I dealt with the ends on the Baby Surprise, sewed the shoulders, and started i-cording it.
JoVE, thank you for the advice. I've got a row of Debbie Bliss books, but alas not that one -- I eventually stopped buying them when I realised that, much as I sort of admired the patterns, I never got around the knitting any of them. And the books I do have, don't have anything about finishing.
I used lots of pins, and rolled up a pillowcase to serve as a seam pad, and attempted mattress stitch, and I think the result does look rather well. A table wasn't feasible, although I take the point. My knitting time is largely confined to about an hour and a half in the early evening, when we watch our soap and the news and something on tape -- Frasier, perhaps, or the Simpsons -- while my husband tests his blood sugar and injects insulin and waits a while as required and then has tea. I could absent myself to sit at the kitchen table and sew seams, but it wouldn't be very friendly.
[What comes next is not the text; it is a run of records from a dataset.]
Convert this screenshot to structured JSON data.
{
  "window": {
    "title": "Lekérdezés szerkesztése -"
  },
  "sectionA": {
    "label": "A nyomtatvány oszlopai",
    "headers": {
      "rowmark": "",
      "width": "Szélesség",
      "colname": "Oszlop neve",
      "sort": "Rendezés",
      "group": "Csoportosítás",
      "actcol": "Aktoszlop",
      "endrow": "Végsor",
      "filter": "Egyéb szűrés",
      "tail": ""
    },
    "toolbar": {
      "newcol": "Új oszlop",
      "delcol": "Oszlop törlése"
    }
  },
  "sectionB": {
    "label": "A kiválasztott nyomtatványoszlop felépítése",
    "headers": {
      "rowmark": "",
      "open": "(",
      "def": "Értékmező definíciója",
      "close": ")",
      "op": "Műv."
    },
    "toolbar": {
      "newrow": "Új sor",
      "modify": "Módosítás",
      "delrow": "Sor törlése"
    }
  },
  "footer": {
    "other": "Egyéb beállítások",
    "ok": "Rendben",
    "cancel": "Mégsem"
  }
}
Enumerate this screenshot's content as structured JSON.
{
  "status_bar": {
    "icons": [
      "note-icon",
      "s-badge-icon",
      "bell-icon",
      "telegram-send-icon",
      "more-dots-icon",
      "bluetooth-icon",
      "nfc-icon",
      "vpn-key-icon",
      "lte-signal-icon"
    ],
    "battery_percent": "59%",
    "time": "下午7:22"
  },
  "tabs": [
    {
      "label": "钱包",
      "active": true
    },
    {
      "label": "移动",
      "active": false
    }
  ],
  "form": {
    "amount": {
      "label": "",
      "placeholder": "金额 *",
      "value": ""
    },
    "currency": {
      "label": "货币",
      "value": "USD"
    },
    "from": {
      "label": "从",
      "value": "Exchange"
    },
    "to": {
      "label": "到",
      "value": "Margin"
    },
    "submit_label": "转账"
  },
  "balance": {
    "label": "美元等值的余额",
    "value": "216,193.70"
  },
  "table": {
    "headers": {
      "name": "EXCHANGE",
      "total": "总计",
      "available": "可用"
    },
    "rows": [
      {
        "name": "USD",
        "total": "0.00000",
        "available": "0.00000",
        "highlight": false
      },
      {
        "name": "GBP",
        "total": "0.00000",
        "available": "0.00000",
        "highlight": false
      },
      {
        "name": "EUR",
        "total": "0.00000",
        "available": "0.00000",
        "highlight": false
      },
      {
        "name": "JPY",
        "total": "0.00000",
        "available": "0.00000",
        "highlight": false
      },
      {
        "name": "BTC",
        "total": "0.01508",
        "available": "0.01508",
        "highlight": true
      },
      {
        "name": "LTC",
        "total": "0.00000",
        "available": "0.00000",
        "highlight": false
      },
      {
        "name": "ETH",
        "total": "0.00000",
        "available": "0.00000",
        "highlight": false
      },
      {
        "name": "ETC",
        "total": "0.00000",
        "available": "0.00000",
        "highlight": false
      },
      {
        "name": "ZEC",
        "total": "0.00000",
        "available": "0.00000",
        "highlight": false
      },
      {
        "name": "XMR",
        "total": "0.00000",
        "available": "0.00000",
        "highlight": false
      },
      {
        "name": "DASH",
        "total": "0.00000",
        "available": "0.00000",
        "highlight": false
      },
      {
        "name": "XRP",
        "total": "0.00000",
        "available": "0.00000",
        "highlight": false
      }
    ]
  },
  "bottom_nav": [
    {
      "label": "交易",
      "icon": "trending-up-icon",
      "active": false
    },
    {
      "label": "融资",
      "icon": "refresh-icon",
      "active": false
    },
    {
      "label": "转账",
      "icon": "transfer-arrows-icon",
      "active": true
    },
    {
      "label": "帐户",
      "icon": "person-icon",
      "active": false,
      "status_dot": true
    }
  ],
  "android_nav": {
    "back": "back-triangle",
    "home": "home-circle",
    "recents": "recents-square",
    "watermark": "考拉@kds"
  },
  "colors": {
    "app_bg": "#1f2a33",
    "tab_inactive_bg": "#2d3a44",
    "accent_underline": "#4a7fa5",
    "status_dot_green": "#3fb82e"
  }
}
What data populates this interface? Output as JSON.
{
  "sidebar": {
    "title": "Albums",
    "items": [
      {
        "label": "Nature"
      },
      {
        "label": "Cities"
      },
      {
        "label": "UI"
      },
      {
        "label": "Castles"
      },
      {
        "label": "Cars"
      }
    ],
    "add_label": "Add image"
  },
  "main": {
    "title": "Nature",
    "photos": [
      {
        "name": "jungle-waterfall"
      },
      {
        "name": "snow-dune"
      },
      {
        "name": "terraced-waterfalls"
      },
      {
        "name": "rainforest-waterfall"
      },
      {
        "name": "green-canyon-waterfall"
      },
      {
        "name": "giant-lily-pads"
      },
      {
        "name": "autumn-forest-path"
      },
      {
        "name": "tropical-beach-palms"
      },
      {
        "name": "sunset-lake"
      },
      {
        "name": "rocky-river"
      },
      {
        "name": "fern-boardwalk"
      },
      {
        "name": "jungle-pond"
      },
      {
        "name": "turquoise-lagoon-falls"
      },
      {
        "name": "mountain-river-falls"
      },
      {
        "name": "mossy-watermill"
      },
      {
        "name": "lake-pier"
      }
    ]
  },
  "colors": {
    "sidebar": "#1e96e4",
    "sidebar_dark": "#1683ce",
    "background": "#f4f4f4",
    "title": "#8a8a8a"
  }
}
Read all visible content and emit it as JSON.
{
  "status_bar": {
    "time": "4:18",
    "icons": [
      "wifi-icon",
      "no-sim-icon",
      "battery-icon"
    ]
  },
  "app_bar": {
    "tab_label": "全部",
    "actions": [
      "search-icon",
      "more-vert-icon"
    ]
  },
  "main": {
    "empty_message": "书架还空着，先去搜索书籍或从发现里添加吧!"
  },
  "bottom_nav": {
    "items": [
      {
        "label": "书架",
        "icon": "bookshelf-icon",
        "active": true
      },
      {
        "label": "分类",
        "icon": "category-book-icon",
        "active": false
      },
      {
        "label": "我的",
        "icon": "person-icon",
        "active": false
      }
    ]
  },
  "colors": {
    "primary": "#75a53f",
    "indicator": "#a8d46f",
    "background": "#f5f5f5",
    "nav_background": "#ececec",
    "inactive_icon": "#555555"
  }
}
I bought Jamie Oliver's new book yesterday, heavily discounted at Sainsbury's. He's my favourite celeb cook, at the moment. This one is called Jamie's Italy. ("jamie's italy", rather) There's a recipe in it for Amalfi Baked Lemons.
I've been there. On three separate occasions, in the 80's, a colleague and I took parties of girls from the convent school where we taught to see the ruins of Pompeii and Herculaneum and all that stuff. We did it ourselves, booking pensione and coach and rail tickets directly (and this in the days before the Internet) and thus saving remarkable amounts of money over the prices quoted in the school travel brochures, quite apart from doing everything exactly as we pleased.
On one occasion, after a worthy day spent among the temples of Paestum, we stopped at Amalfi and Ravello. Ravello is not north or south or east or west of Amalfi, but directly above it. One ascends by hair-pin turns up a cliff face, as I remember. My colleague and I were sitting in the cafe opposite the cathedral there having a well-earned glass of something, when the man above came in with that lemon, which he showed proudly to his friends. I asked if I could take the picture you see.
Not much later, he cut it into slices and handed them round, including one each for me and my colleague. We ate the whole thing, skin and all. It was meltingly delicious.
It's the sort of thing one always intends to do -- and this time, I am pleased to remember, I actually did it. I sent a copy of that picture to "The cafe across from the Cathedral, Ravello" and thanked him again in my halting Italian for the memory of "quello limone emorme e squisito."